A general trend that we see in our rivers on the Eastern Shore is that our water quality tends to decrease as you move upriver. This means that the majority of our pollution is coming from our land and from our practices. To me, this is encouraging because that means we have the opportunity to do so something about it.
Can you describe some of the projects that you’re involved in?
Our mission at ShoreRivers is to protect and restore our waterways through science-based advocacy, restoration, and education. There are many projects ShoreRivers is working on to achieve our mission, but I specifically am currently working on multiple projects that engage our public, improve water quality, and educate future generations. I am working with several communities to implement river-friendly yard practices to reduce runoff from their properties.
The general idea of these practices and of major restoration practices is to mimic dry years, even in wet years. How can we capture, treat, and slow the flow of water down as much as possible to reduce runoff and nutrient and sediment loading in our rivers? River-friendly yard projects include buffers, rain gardens, conservation plantings, and rain barrels. If we all focus on doing our part, I feel that we can truly make a difference in our local waterways.
I am also advocating for better protection for our submerged aquatic vegetation (SAV). SAV is vital to the health of the Bay—it uptakes nutrients, produces oxygen and shelter, and buffers our shorelines among many other benefits. Currently however, our SAV is at risk and is not adequately protected from the hydraulic escalator dredge, which is used to harvest clams in Maryland. The dredge completely uproots the SAV and produces sediment plumes that can smother grass beds. I am advocating for a sustainable balance between our environment and economy that adequately considers the environmental impacts from this dredge.
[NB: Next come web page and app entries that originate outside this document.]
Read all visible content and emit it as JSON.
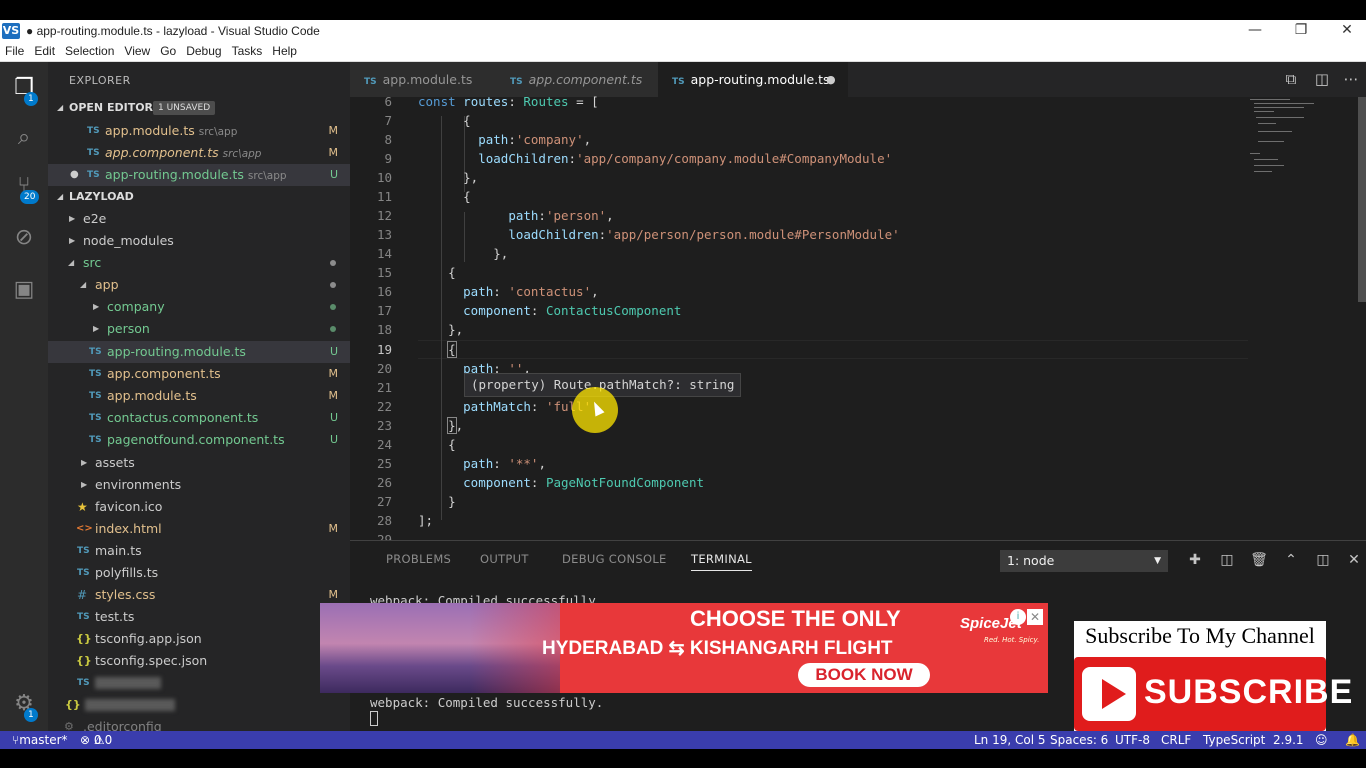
{
  "window": {
    "title": "● app-routing.module.ts - lazyload - Visual Studio Code",
    "logo": "VS",
    "controls": [
      "—",
      "❐",
      "✕"
    ]
  },
  "menu": [
    "File",
    "Edit",
    "Selection",
    "View",
    "Go",
    "Debug",
    "Tasks",
    "Help"
  ],
  "activity": {
    "explorer_badge": "1",
    "git_badge": "20",
    "settings_badge": "1"
  },
  "sidebar": {
    "title": "EXPLORER",
    "open_editors": {
      "header": "OPEN EDITORS",
      "badge": "1 UNSAVED",
      "items": [
        {
          "name": "app.module.ts",
          "path": "src\\app",
          "status": "M"
        },
        {
          "name": "app.component.ts",
          "path": "src\\app",
          "status": "M"
        },
        {
          "name": "app-routing.module.ts",
          "path": "src\\app",
          "status": "U"
        }
      ]
    },
    "project": {
      "header": "LAZYLOAD",
      "items": [
        {
          "name": "e2e",
          "status": ""
        },
        {
          "name": "node_modules",
          "status": ""
        },
        {
          "name": "src",
          "status": ""
        },
        {
          "name": "app",
          "status": ""
        },
        {
          "name": "company",
          "status": ""
        },
        {
          "name": "person",
          "status": ""
        },
        {
          "name": "app-routing.module.ts",
          "status": "U"
        },
        {
          "name": "app.component.ts",
          "status": "M"
        },
        {
          "name": "app.module.ts",
          "status": "M"
        },
        {
          "name": "contactus.component.ts",
          "status": "U"
        },
        {
          "name": "pagenotfound.component.ts",
          "status": "U"
        },
        {
          "name": "assets",
          "status": ""
        },
        {
          "name": "environments",
          "status": ""
        },
        {
          "name": "favicon.ico",
          "status": ""
        },
        {
          "name": "index.html",
          "status": "M"
        },
        {
          "name": "main.ts",
          "status": ""
        },
        {
          "name": "polyfills.ts",
          "status": ""
        },
        {
          "name": "styles.css",
          "status": "M"
        },
        {
          "name": "test.ts",
          "status": ""
        },
        {
          "name": "tsconfig.app.json",
          "status": ""
        },
        {
          "name": "tsconfig.spec.json",
          "status": ""
        },
        {
          "name": ".editorconfig",
          "status": ""
        }
      ]
    }
  },
  "tabs": [
    {
      "label": "app.module.ts",
      "icon": "TS"
    },
    {
      "label": "app.component.ts",
      "icon": "TS"
    },
    {
      "label": "app-routing.module.ts",
      "icon": "TS",
      "dirty": "●"
    }
  ],
  "editor": {
    "line_numbers": [
      "6",
      "7",
      "8",
      "9",
      "10",
      "11",
      "12",
      "13",
      "14",
      "15",
      "16",
      "17",
      "18",
      "19",
      "20",
      "21",
      "22",
      "23",
      "24",
      "25",
      "26",
      "27",
      "28",
      "29"
    ],
    "hover": "(property) Route.pathMatch?: string"
  },
  "panel": {
    "tabs": [
      "PROBLEMS",
      "OUTPUT",
      "DEBUG CONSOLE",
      "TERMINAL"
    ],
    "terminal_select": "1: node",
    "terminal_lines": [
      "webpack: Compiled successfully.",
      "webpack: Compiled successfully."
    ]
  },
  "status": {
    "branch": "master*",
    "errors": "0",
    "warnings": "0",
    "position": "Ln 19, Col 5",
    "spaces": "Spaces: 6",
    "encoding": "UTF-8",
    "eol": "CRLF",
    "language": "TypeScript",
    "version": "2.9.1"
  },
  "ad": {
    "headline": "CHOOSE THE ONLY",
    "route": "HYDERABAD ⇆ KISHANGARH FLIGHT",
    "cta": "BOOK NOW",
    "brand": "SpiceJet",
    "tagline": "Red. Hot. Spicy."
  },
  "subscribe": {
    "caption": "Subscribe To My Channel",
    "button": "SUBSCRIBE"
  },
  "colors": {
    "status_bar": "#3a3dad",
    "modified": "#e2c08d",
    "untracked": "#73c991",
    "ts_icon": "#519aba"
  }
}
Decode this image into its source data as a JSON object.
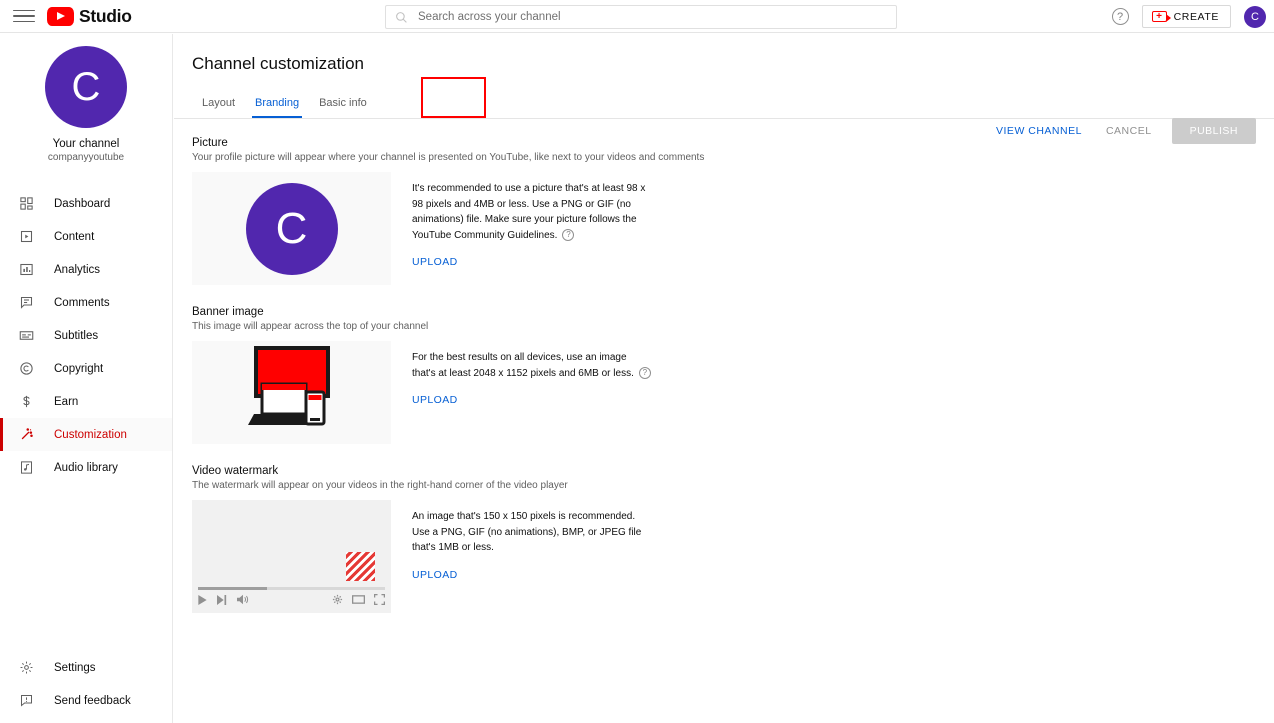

Although I work on many other projects, environmental education is a personal priority to me. I strongly believe that people will not protect what they do not know and love, and that the future of our rivers lies in the future generation’s hands. ShoreRivers has multiple environmental education programs that work to reconnect students to their local waterways in an effort to make sure they know and love their rivers and therefore can make environmentally minded decisions in the future.
What are your goals for the future of Eastern Shore waterways?
My personal goal is to work myself out of a job, meaning we reach a point where our rivers have been restored and are adequately protected. The Miles and Wye Rivers’ water quality are not where they could be and should be, so we need to see a reduction of nutrient and sediment pollution and to see our rivers thrive again. We all deserve swimmable, fishable rivers.
For more information on ShoreRivers and the waterways it protects, visit shorerivers.org.